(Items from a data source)
○ ○ ○

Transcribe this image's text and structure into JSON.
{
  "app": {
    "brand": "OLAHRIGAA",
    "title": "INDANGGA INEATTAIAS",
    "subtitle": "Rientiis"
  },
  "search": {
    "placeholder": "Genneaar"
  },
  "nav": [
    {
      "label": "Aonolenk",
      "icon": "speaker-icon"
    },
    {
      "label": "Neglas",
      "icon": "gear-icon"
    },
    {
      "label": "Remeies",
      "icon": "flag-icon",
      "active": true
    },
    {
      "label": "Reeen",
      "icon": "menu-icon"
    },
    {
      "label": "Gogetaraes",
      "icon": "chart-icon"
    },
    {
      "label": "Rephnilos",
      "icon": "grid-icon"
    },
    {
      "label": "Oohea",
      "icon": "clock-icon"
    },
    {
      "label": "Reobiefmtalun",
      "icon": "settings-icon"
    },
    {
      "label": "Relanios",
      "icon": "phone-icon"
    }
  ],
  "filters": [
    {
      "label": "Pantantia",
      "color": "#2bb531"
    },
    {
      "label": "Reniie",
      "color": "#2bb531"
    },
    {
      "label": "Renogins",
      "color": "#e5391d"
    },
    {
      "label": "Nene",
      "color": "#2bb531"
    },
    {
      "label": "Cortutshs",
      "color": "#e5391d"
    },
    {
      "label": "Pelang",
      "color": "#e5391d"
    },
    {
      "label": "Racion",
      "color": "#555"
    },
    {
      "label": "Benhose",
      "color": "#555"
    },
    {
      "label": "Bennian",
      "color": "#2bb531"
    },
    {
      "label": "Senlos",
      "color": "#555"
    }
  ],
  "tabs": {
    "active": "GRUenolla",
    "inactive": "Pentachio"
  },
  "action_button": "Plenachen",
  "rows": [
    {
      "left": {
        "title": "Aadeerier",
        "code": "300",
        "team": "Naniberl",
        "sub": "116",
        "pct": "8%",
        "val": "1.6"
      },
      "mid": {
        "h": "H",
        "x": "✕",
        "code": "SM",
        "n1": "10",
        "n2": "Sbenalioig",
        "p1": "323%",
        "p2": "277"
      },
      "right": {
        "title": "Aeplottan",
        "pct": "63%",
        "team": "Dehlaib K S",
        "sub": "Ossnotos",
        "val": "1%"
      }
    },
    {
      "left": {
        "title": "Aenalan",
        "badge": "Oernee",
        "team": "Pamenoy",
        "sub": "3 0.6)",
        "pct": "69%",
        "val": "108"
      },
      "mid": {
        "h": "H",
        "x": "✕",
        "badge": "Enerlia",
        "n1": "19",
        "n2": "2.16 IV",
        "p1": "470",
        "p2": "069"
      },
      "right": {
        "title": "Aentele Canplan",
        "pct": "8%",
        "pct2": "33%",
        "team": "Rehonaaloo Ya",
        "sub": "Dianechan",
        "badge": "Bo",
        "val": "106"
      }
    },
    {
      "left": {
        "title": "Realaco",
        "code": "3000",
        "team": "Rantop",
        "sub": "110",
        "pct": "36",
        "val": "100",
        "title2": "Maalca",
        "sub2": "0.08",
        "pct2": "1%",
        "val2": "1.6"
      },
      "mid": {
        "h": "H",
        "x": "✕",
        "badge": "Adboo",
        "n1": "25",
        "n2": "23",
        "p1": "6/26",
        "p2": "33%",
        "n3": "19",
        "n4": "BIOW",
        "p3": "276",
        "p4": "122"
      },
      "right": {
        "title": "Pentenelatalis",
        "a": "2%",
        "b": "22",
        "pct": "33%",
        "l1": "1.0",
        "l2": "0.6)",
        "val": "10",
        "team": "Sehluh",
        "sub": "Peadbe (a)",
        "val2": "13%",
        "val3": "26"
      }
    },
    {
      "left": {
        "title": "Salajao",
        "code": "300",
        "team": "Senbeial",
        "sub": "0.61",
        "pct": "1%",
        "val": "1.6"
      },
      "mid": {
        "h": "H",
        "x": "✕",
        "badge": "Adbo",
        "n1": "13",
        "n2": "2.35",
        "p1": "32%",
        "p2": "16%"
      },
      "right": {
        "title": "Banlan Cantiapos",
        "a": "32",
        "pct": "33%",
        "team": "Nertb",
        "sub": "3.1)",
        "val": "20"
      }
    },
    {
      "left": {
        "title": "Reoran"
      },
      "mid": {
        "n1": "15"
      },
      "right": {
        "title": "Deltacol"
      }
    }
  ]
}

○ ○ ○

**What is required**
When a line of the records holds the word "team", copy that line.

**Written response**
        "team": "Naniberl",
        "team": "Dehlaib K S",
        "team": "Pamenoy",
        "team": "Rehonaaloo Ya",
        "team": "Rantop",
        "team": "Sehluh",
        "team": "Senbeial",
        "team": "Nertb",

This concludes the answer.